Screenplay Reader Net
TONS OF QUESTIONS ANSWERED.
Here is some common things asked. If you have something missing, don't hesitate to email.
WHO IS MY READER?
The owner of Screenplay Reader Net, Jeff J. Blix, yours truly, is your reader. I'm a current script analysis with Coverfly. I first got started writing screenplay Coverages for Kevin Pike, who worked in the special effects department on Jaws, Back to the Future and also Return of the Jedi. I've been an agented writer and written more then 20 screenplays and a Scriptapalooza Finalist.
ARE MY SCREENPLAYS SAFE?
I have oodles of scripts on my computer. The only thing I'm looking for is to read it, and submit notes.
I WANT TO GET A NEW READER, CAN I GET ONE?
Currently, there is only one reader. Though, looking to expand in the future.
WHAT DO ALL THE SCORING CATEGORIES IN COVERAGES MEAN?
PREMISE – There are unoriginal script ideas all over Tinseltown. Another carbon copy of something that was done a million times before. This category will help you determine if you script is A) marketable, B) original, and c) engaging to enough to read.
PLOT – Having a compelling plot of ups and downs and twist and turns, and or even a Twilight Zone twist, is key to good screenwriting. Another area, does your screenplay: follow script beats. (Example: Page 30 is the end of Act 1)
VOICE: This is a vastly underrated and overlooked area. Is you writing style engaging for the reader? Having a strong vocabulary, a strong visual mind for sharp images, and strong command of lean-but-compelling description is essential.
CHARACTERS – There are tons of memorable Hollywood characters. One of the important attributes to look for: a strong character arc, is the character unique, and does the character have psychological complexity?
DIALOGUE – From Coen Brothers to Quentin Tarantino, whip smart dialogue can make or break a script. Fun Fact: a lot of literary agents skim description and just read the dialogue. If you sleep on this area, your script will be a turn off.
SETTING - There are a million scripts set in New York and L.A. But what about a script set in Antarctica? Or how about the beaches of Ammochostos? A unique setting can really make a writer’s voice stand out from the stockpile of scripts.
CASTING POTENTIAL - A great away to get your script sold, other than having a compelling script, masterfully written, is to have a couple of characters that really give actor’s a juicy role. A character who’s personal journey is just as compelling as the plot.
OVERALL SCORE - This is the final number when put it all together. It isn’t any mathematical formula, it’s just the reader's summarization of how close it is to a stand out script or a back to the drawing board script.
ARE YOU PART OF COVERFLY?
Screenplay Reader Net is not affiliated with Coverfly. However, I do coverages for them almost daily.
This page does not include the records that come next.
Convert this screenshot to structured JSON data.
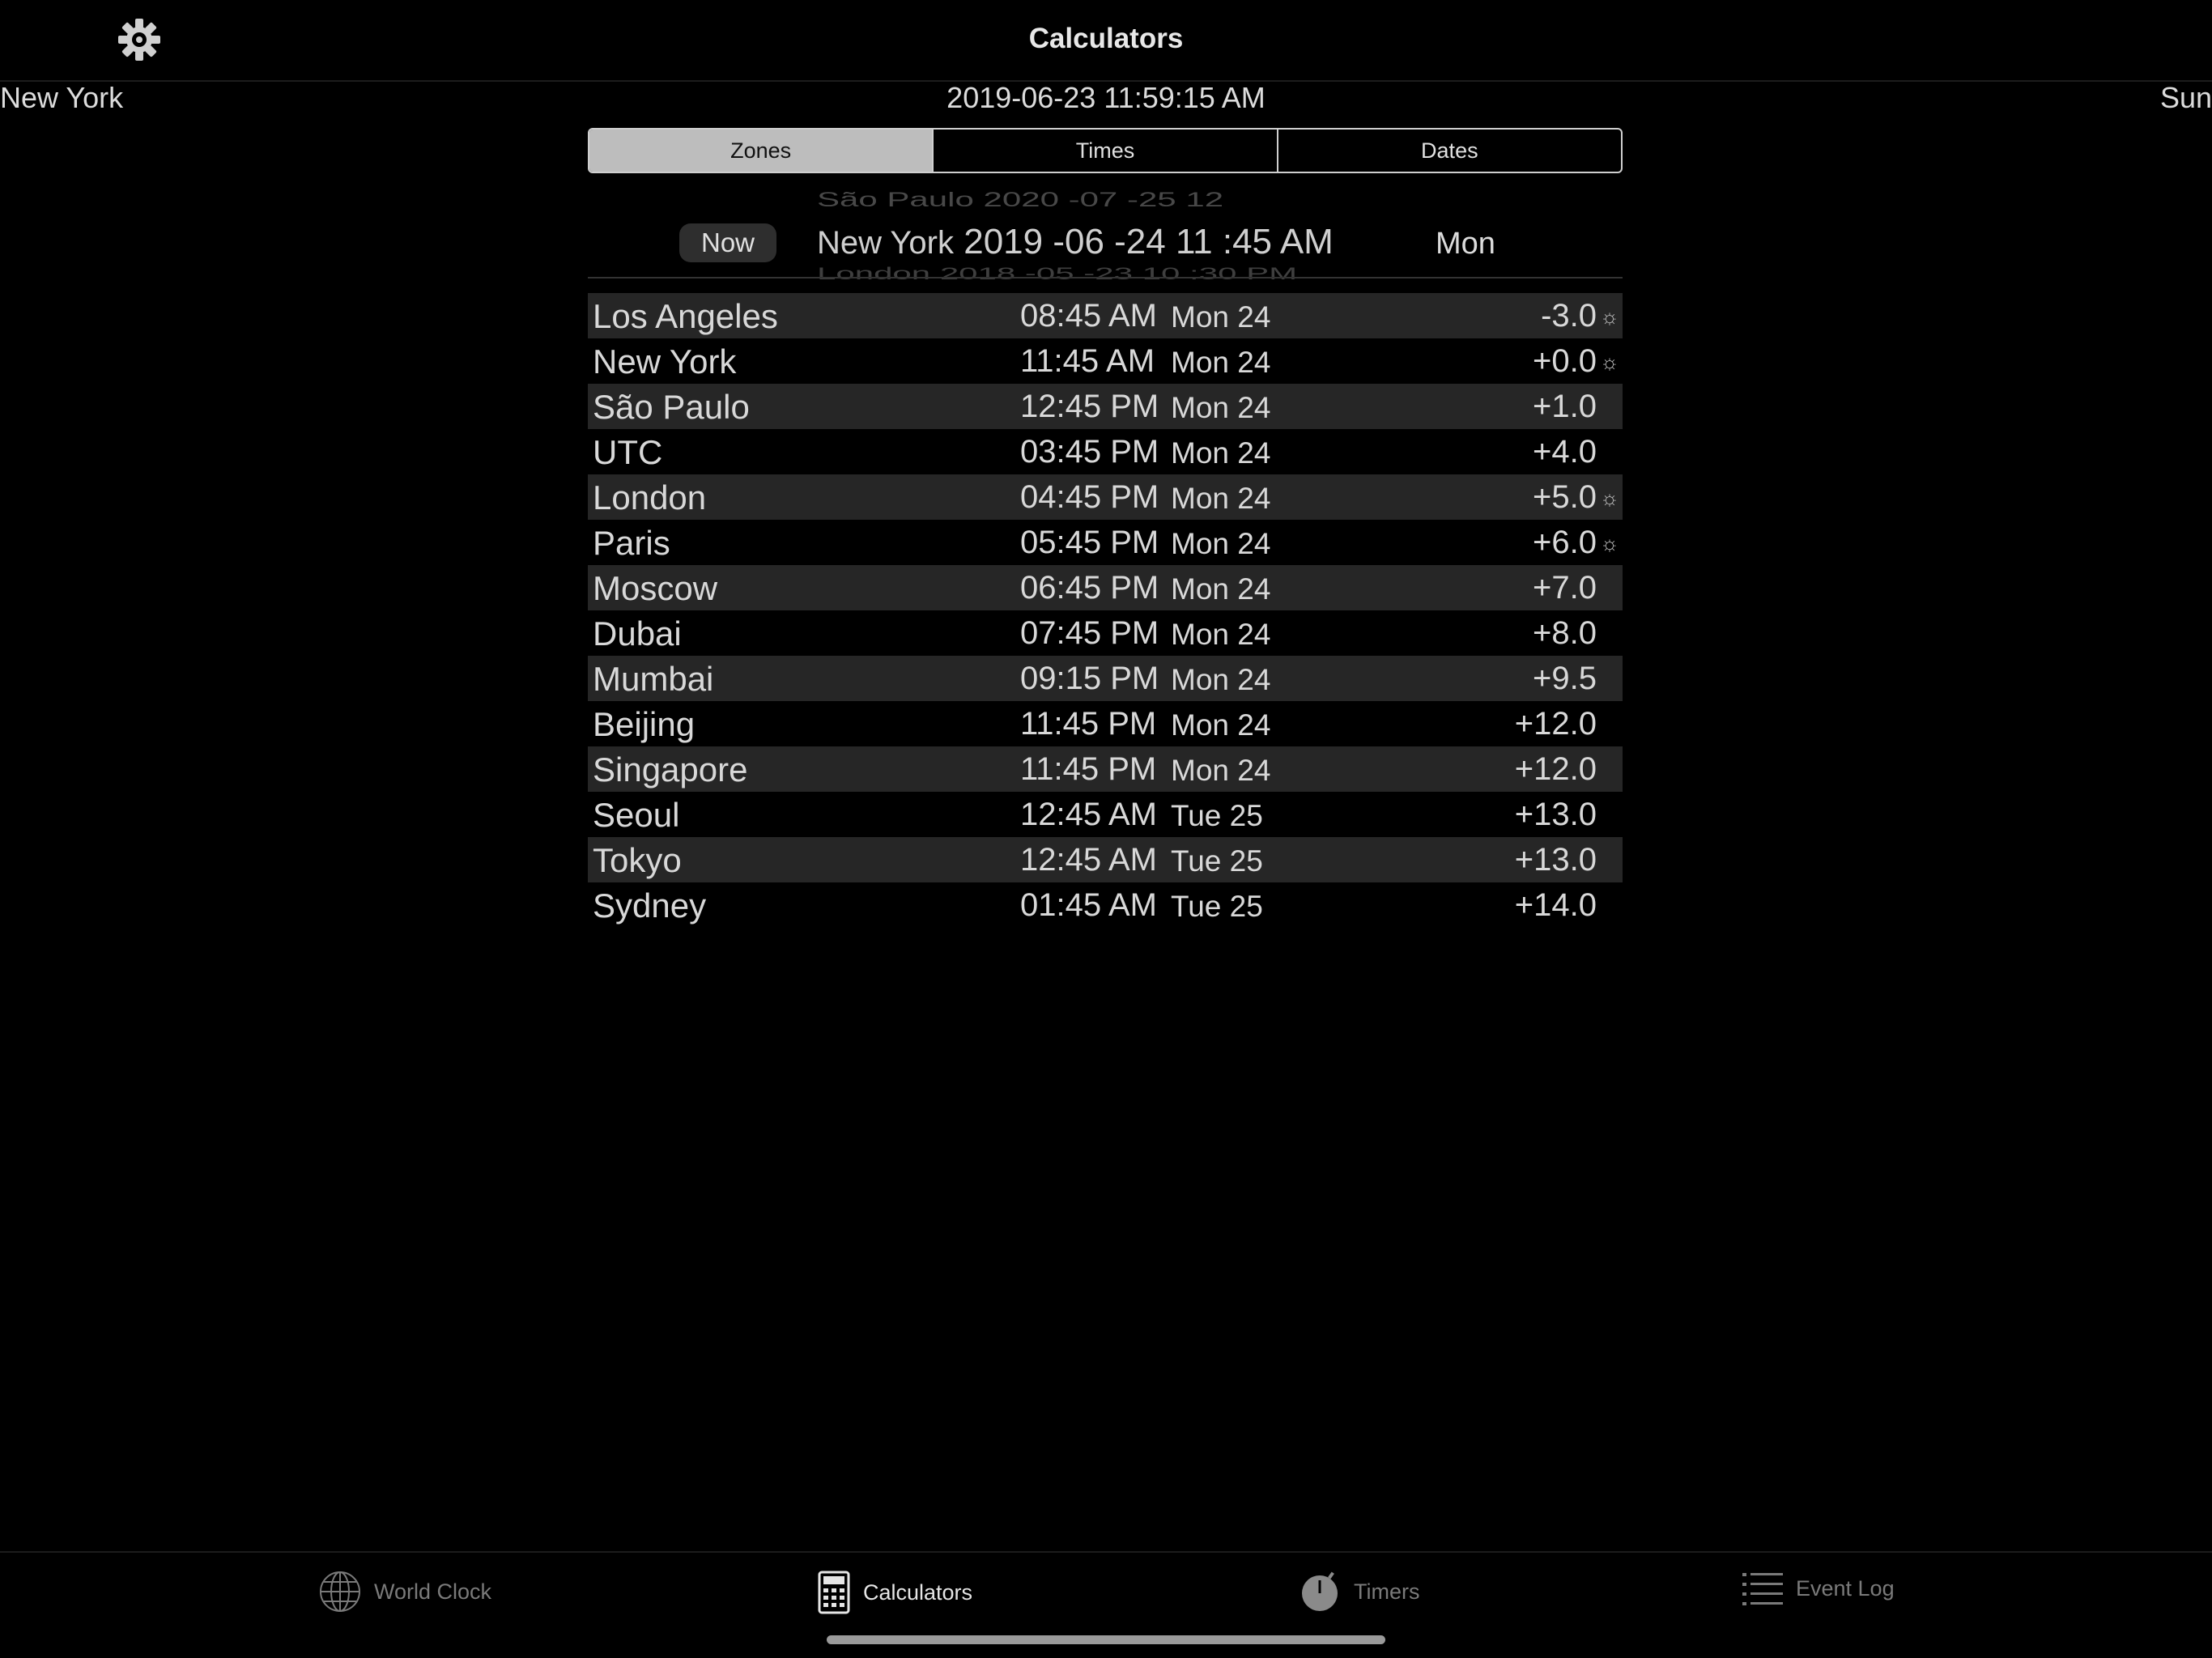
{
  "header": {
    "title": "Calculators",
    "city": "New York",
    "datetime": "2019-06-23 11:59:15 AM",
    "weekday": "Sun"
  },
  "segments": [
    "Zones",
    "Times",
    "Dates"
  ],
  "picker": {
    "now_label": "Now",
    "prev": "São Paulo 2020 -07 -25 12",
    "current_zone": "New York",
    "current_value": "2019 -06 -24  11 :45  AM",
    "next": "London 2018 -05 -23 10 :30 PM",
    "day": "Mon"
  },
  "zones": [
    {
      "city": "Los Angeles",
      "time": "08:45 AM",
      "day": "Mon 24",
      "offset": "-3.0",
      "dst": "☼"
    },
    {
      "city": "New York",
      "time": "11:45 AM",
      "day": "Mon 24",
      "offset": "+0.0",
      "dst": "☼"
    },
    {
      "city": "São Paulo",
      "time": "12:45 PM",
      "day": "Mon 24",
      "offset": "+1.0",
      "dst": ""
    },
    {
      "city": "UTC",
      "time": "03:45 PM",
      "day": "Mon 24",
      "offset": "+4.0",
      "dst": ""
    },
    {
      "city": "London",
      "time": "04:45 PM",
      "day": "Mon 24",
      "offset": "+5.0",
      "dst": "☼"
    },
    {
      "city": "Paris",
      "time": "05:45 PM",
      "day": "Mon 24",
      "offset": "+6.0",
      "dst": "☼"
    },
    {
      "city": "Moscow",
      "time": "06:45 PM",
      "day": "Mon 24",
      "offset": "+7.0",
      "dst": ""
    },
    {
      "city": "Dubai",
      "time": "07:45 PM",
      "day": "Mon 24",
      "offset": "+8.0",
      "dst": ""
    },
    {
      "city": "Mumbai",
      "time": "09:15 PM",
      "day": "Mon 24",
      "offset": "+9.5",
      "dst": ""
    },
    {
      "city": "Beijing",
      "time": "11:45 PM",
      "day": "Mon 24",
      "offset": "+12.0",
      "dst": ""
    },
    {
      "city": "Singapore",
      "time": "11:45 PM",
      "day": "Mon 24",
      "offset": "+12.0",
      "dst": ""
    },
    {
      "city": "Seoul",
      "time": "12:45 AM",
      "day": "Tue 25",
      "offset": "+13.0",
      "dst": ""
    },
    {
      "city": "Tokyo",
      "time": "12:45 AM",
      "day": "Tue 25",
      "offset": "+13.0",
      "dst": ""
    },
    {
      "city": "Sydney",
      "time": "01:45 AM",
      "day": "Tue 25",
      "offset": "+14.0",
      "dst": ""
    }
  ],
  "tabbar": {
    "world_clock": "World Clock",
    "calculators": "Calculators",
    "timers": "Timers",
    "event_log": "Event Log"
  }
}
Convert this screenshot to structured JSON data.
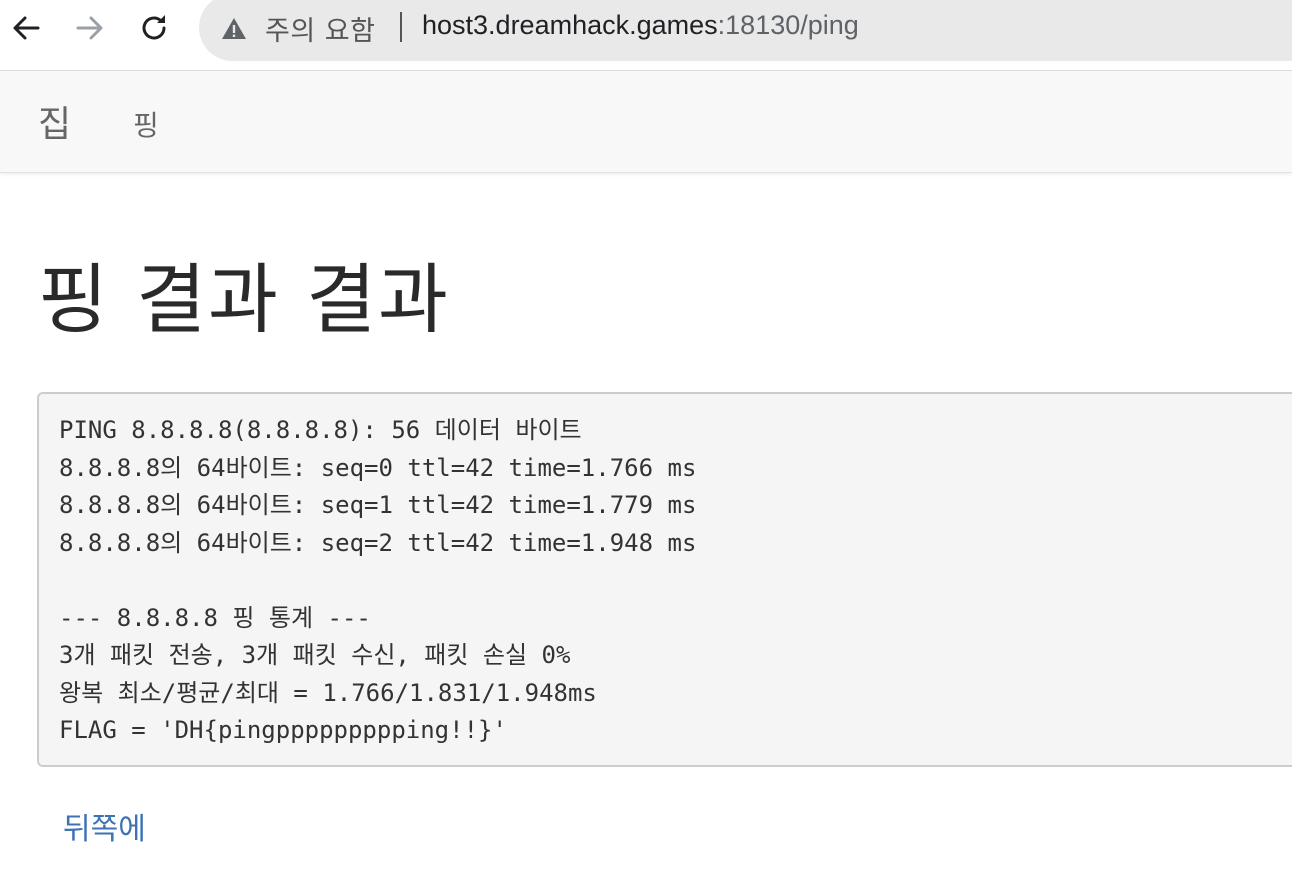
{
  "browser": {
    "security_label": "주의 요함",
    "url_host": "host3.dreamhack.games",
    "url_path": ":18130/ping",
    "back_icon": "arrow-left-icon",
    "forward_icon": "arrow-right-icon",
    "reload_icon": "reload-icon",
    "warning_icon": "warning-triangle-icon"
  },
  "navbar": {
    "home_label": "집",
    "ping_label": "핑"
  },
  "main": {
    "title": "핑 결과 결과",
    "result_lines": [
      "PING 8.8.8.8(8.8.8.8): 56 데이터 바이트",
      "8.8.8.8의 64바이트: seq=0 ttl=42 time=1.766 ms",
      "8.8.8.8의 64바이트: seq=1 ttl=42 time=1.779 ms",
      "8.8.8.8의 64바이트: seq=2 ttl=42 time=1.948 ms",
      "",
      "--- 8.8.8.8 핑 통계 ---",
      "3개 패킷 전송, 3개 패킷 수신, 패킷 손실 0%",
      "왕복 최소/평균/최대 = 1.766/1.831/1.948ms",
      "FLAG = 'DH{pingppppppppping!!}'"
    ],
    "back_label": "뒤쪽에"
  },
  "colors": {
    "link": "#3d72b4",
    "omnibox_bg": "#e9e9e9",
    "navbar_bg": "#f8f8f8",
    "pre_bg": "#f5f5f5"
  }
}
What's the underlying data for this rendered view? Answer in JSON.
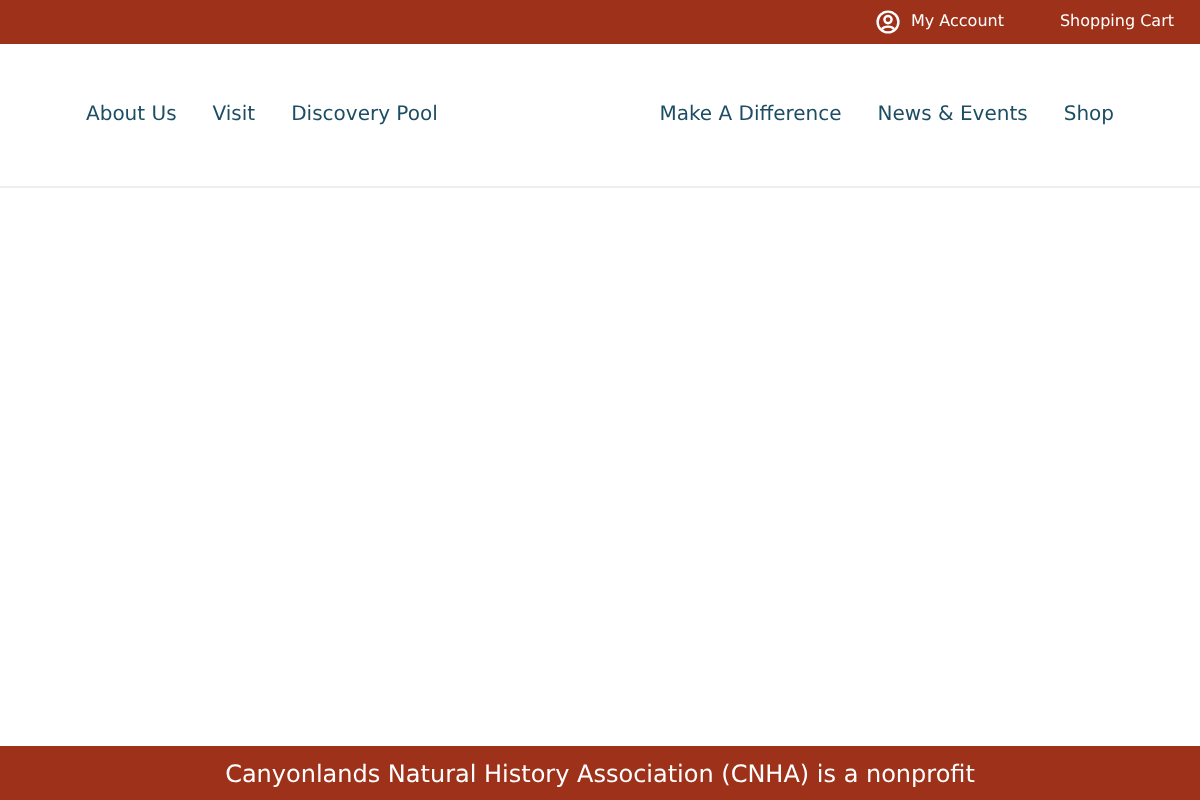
{
  "top_bar": {
    "account": "My Account",
    "cart": "Shopping Cart"
  },
  "nav_left": [
    "About Us",
    "Visit",
    "Discovery Pool"
  ],
  "nav_right": [
    "Make A Difference",
    "News & Events",
    "Shop"
  ],
  "footer": {
    "text": "Canyonlands Natural History Association (CNHA) is a nonprofit"
  }
}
WHAT IF I DON’T LIKE MY COVERAGE?
All sales are final. When getting feedback it's important to accept information you my not be like, take that information, and improve your craft. Through the years, some of the more critical coverages I've received helped me improve as a screenwriter the most. Coverages that shower with praise are harder to improve from, but yes, do feel better. However, when I'm writing coverages, I like to give a pretty even balance of positive/negative write up. Nobody wants to read 6 pages of being trashed. I won't write that.
WHAT GENRES DO YOU SPECIALIZE IN?
I've given coverage to writers of every genre. From romance, to sci-fi to historical stories. I'm also a writer of just about every genre. However, if there is one genre that interest me the most: it's probably thrillers and sci-fi. Twilight Zone type. However, I do like to read something that is wildly unexpected, for instance I read a 'war romance' set in 1944 about the Japanese occupation of China, and I immensely enjoyed reading it.